Research Hub Question: Can Globalisation Benefit All?
Research Hub Leader: Prof Stephen Kinsella
Application Deadline: 1st August 2018
Submit Application to: Richard Arnold (firstname.lastname@example.org)
Criteria for Research Funding
The Globalisation Hub of Rebuilding Macroeconomics (RM) is looking to fund pilot research projects that address the over-arching question of ‘Can Globalisation Benefit All?’
In a workshop held in May 2018, we discussed the changing role of the major institutions of globalisation in a multi-polar world. We brought together a diverse group of academics and policymakers to approach this topic through different scholarly lenses. A background note, summary and presentation videos from the workshop are all available here. This meeting helped to frame the first set of pilot research projects that we are looking to support.
Macroeconomic models often introduce an overseas sector by differentiating between currencies, assuming barriers to the cross-border movement of goods and services (non-traded) and labour and perhaps capital flows and even different commercial policy choices such as tariffs. These are essentially transaction costs and so in most cases, removing such barriers leads to higher social welfare.
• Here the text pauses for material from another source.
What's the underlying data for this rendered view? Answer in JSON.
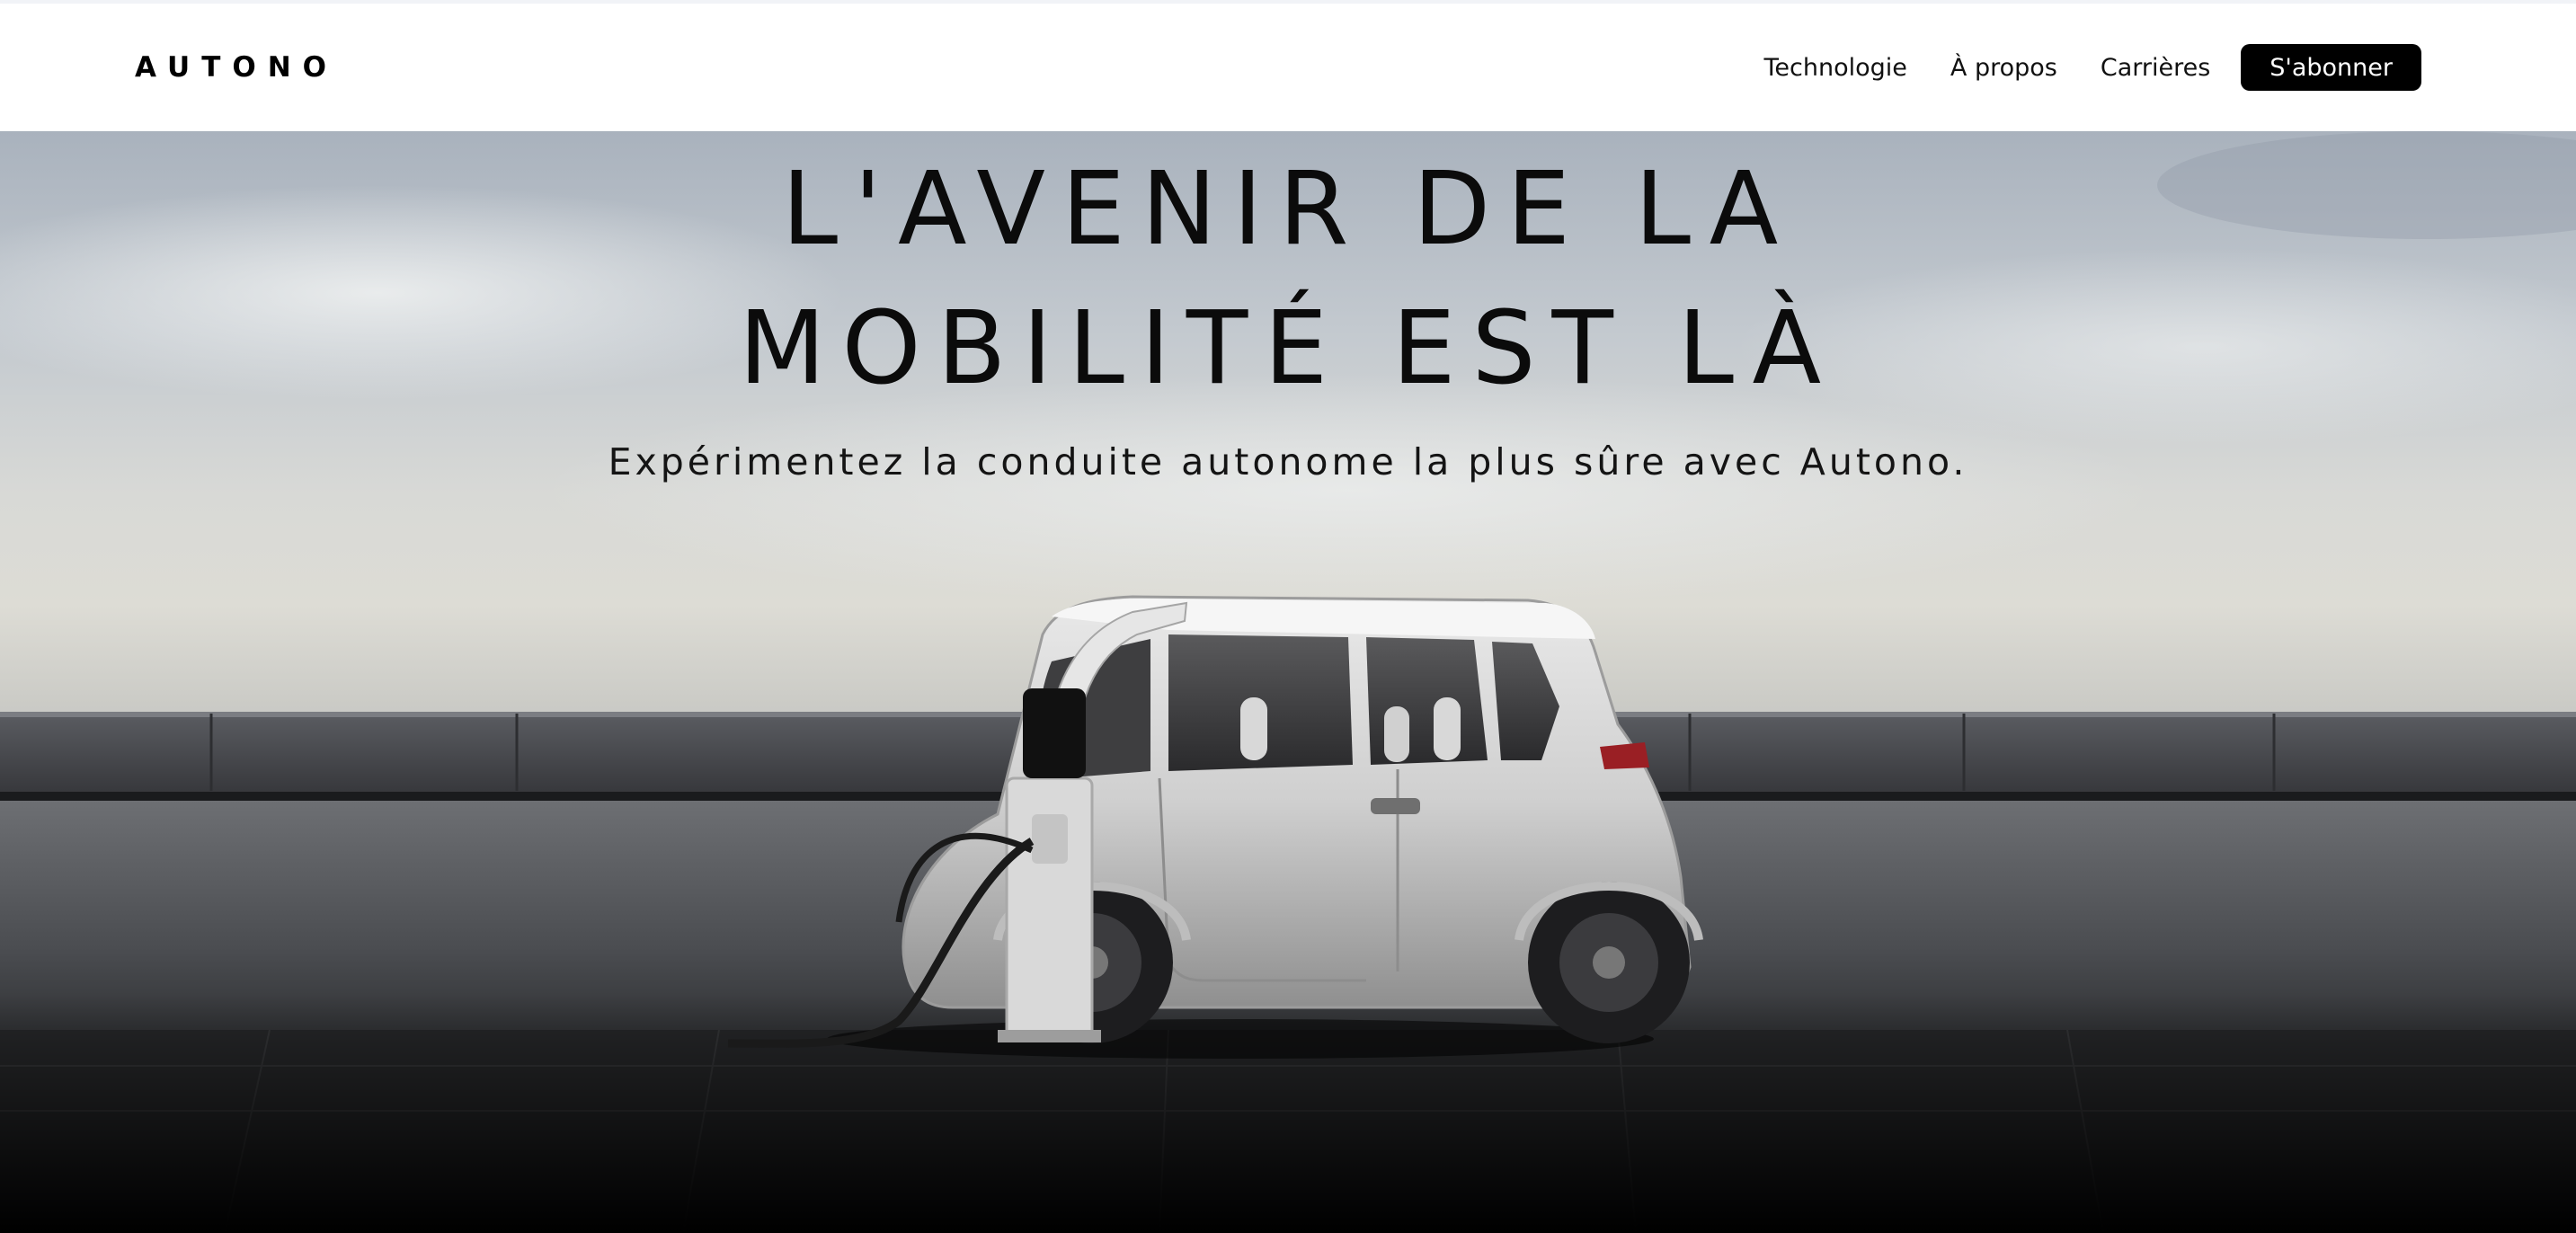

This has provided some justification for the presumption that ever greater economic integration, or ‘hyper-globalisation’ over the last three decades, implies higher standards of living.
However, this approach ignores the fact that most of these boundaries or constraints are in fact policy choices. It ignores the reasons, or motivations, for why they even exist in the first place. Only when one considers that they are a policy choice can there be any benefit to stopping short of full economic integration. We would like to consider what these motivations may be, why do limits to complete integration emerge and what might be the policy trade-offs involved. This may include what anxieties emerge from integration and what might be an appropriate compensation to enable support for greater integration.
Some control over economic activity is necessarily coordinated at international fora. Yet many controls on activity, such a taxation, regulation and even monetary and financial policy have, most of the time, been the domain of the nation-state. Economic integration blurs these distinctions. Moreover, nation-states differ enormously in size and power their ability to influence the international agenda. This suggests a richer analysis to capture some of the rationale and realities of globalisation.
We are looking for research proposals which look at the motivations for policy frameworks which retain control at the nation-state and which are shared on a global basis. We are looking for research which asks why limits to globalisation emerge, and where these limits are placed upon societies, what their effects are. This research can be historical in its focus, but must directly inform the world we live in today.
29 June 2018